[Task statement] Which lines below contain the word "ILIMITADO"? Copy each one.

[Input data]
----------------------------------------

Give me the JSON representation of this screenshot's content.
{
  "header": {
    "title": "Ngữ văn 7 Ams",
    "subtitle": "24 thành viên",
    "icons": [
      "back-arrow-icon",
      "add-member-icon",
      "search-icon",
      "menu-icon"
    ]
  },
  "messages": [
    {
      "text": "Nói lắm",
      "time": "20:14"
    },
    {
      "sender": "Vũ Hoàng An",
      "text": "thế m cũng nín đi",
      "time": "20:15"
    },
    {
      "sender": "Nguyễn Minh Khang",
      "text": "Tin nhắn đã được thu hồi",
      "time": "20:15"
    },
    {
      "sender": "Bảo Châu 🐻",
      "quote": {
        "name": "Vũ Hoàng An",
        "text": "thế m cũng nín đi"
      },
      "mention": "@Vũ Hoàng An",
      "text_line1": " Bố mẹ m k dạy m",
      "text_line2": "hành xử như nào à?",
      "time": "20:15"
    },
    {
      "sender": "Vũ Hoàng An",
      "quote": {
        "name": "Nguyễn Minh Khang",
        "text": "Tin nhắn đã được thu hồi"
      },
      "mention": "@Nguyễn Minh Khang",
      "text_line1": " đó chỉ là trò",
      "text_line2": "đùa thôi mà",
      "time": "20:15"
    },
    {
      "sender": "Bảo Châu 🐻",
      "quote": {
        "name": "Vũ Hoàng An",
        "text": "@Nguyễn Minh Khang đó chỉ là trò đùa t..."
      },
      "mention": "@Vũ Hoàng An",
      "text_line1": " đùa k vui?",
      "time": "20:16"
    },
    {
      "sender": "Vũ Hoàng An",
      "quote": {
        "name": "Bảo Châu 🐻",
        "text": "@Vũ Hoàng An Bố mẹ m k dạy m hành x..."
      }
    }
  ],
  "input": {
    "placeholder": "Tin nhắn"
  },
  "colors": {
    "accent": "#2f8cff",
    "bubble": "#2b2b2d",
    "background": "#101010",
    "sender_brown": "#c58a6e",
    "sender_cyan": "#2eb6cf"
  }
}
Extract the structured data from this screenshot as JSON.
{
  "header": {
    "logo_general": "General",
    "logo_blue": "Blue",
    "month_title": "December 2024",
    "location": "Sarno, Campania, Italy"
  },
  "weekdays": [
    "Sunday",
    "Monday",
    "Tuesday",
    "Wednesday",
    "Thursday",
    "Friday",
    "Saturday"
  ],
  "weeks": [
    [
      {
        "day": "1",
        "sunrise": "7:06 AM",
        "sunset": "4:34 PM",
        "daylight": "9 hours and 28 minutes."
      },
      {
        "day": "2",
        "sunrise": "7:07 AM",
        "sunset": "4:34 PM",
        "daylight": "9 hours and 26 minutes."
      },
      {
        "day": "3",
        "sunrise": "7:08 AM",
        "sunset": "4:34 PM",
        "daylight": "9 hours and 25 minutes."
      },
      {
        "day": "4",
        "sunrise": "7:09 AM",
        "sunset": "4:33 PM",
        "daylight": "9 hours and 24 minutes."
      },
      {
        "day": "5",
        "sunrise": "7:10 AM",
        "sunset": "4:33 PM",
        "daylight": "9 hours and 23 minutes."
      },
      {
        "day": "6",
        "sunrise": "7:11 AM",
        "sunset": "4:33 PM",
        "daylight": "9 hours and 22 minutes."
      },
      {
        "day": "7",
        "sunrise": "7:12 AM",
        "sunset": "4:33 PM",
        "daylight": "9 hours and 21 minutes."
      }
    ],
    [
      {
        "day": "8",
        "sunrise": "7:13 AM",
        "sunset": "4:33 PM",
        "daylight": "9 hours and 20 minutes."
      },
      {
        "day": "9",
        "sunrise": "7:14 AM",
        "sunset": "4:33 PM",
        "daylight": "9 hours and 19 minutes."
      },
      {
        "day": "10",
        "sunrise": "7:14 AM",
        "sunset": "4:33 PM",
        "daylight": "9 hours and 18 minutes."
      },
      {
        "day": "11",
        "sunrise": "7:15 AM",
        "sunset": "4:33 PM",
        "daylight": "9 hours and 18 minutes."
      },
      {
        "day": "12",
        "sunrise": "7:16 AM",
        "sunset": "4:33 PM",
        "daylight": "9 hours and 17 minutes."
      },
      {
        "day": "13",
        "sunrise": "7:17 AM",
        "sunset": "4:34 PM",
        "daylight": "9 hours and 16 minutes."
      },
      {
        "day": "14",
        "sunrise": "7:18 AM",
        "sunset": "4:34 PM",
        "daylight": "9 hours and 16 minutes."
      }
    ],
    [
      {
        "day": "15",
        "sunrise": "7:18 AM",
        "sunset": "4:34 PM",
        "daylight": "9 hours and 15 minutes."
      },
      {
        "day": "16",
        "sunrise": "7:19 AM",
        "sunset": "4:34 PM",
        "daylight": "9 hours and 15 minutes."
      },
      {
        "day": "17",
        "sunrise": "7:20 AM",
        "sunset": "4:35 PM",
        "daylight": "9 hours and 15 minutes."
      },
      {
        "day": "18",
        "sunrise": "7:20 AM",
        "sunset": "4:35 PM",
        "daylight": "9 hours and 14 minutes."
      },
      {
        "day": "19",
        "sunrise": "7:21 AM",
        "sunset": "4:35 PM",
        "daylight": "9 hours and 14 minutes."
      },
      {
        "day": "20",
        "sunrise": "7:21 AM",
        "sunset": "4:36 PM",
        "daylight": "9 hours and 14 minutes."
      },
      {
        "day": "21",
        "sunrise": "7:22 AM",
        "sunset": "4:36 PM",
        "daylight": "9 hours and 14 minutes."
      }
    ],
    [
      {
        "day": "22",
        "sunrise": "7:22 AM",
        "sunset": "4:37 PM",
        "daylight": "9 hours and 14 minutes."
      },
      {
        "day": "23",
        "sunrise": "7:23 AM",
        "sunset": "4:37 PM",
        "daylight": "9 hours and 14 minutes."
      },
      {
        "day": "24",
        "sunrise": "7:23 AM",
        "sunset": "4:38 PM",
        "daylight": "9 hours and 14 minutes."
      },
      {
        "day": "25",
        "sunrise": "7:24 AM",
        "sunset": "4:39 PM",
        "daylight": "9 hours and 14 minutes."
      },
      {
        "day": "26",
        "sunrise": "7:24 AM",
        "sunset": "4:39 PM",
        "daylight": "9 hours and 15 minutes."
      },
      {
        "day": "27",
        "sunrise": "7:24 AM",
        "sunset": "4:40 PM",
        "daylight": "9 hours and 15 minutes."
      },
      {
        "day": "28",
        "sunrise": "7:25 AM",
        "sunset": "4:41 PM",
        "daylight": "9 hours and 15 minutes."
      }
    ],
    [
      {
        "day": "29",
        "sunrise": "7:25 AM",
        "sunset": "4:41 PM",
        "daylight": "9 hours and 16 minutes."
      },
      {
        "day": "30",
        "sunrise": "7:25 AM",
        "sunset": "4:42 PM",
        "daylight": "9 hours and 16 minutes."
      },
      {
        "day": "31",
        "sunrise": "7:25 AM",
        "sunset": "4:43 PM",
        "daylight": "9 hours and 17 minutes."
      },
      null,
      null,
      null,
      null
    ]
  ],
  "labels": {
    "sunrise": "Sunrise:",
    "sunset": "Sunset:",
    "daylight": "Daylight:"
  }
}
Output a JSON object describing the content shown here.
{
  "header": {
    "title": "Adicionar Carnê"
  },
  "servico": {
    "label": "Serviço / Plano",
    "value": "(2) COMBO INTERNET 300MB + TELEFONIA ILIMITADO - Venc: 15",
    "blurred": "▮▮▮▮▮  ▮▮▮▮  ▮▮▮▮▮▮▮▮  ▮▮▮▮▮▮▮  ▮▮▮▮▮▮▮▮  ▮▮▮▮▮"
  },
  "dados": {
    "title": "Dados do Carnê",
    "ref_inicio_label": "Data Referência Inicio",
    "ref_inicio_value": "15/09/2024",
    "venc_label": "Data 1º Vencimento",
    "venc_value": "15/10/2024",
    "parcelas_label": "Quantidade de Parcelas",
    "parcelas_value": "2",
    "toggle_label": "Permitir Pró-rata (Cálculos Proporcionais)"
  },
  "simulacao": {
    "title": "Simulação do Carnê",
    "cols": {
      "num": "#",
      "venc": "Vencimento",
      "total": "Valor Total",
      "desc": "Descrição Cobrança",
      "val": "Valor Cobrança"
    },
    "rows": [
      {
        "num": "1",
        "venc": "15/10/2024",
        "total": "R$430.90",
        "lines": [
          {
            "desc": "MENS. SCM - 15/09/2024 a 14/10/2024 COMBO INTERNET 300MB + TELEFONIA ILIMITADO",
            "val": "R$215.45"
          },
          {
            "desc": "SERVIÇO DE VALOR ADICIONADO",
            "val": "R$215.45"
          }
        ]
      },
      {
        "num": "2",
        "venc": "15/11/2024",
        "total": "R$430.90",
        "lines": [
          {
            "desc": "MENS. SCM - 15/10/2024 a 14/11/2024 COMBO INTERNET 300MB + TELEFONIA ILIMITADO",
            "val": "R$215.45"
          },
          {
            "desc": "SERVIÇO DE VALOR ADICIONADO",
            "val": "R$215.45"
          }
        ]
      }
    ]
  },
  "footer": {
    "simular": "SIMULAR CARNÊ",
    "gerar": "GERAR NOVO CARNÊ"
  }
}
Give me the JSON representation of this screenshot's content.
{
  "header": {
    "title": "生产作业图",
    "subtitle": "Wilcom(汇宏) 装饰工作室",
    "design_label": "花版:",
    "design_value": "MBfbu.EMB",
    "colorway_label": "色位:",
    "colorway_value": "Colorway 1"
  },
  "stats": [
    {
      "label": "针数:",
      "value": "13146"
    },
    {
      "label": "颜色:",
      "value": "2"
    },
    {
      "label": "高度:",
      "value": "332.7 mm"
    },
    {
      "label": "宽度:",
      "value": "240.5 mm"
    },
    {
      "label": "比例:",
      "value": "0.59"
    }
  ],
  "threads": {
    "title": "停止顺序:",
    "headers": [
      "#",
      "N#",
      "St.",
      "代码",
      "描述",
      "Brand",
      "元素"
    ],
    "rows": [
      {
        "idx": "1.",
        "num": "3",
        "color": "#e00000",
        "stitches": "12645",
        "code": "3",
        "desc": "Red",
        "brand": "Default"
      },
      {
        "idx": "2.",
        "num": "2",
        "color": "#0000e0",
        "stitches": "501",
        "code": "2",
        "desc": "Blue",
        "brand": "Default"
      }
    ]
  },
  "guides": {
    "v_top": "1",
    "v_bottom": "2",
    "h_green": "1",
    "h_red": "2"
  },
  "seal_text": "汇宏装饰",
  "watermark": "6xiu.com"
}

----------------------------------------

[Response to the task]
    "value": "(2) COMBO INTERNET 300MB + TELEFONIA ILIMITADO - Venc: 15",
            "desc": "MENS. SCM - 15/09/2024 a 14/10/2024 COMBO INTERNET 300MB + TELEFONIA ILIMITADO",
            "desc": "MENS. SCM - 15/10/2024 a 14/11/2024 COMBO INTERNET 300MB + TELEFONIA ILIMITADO",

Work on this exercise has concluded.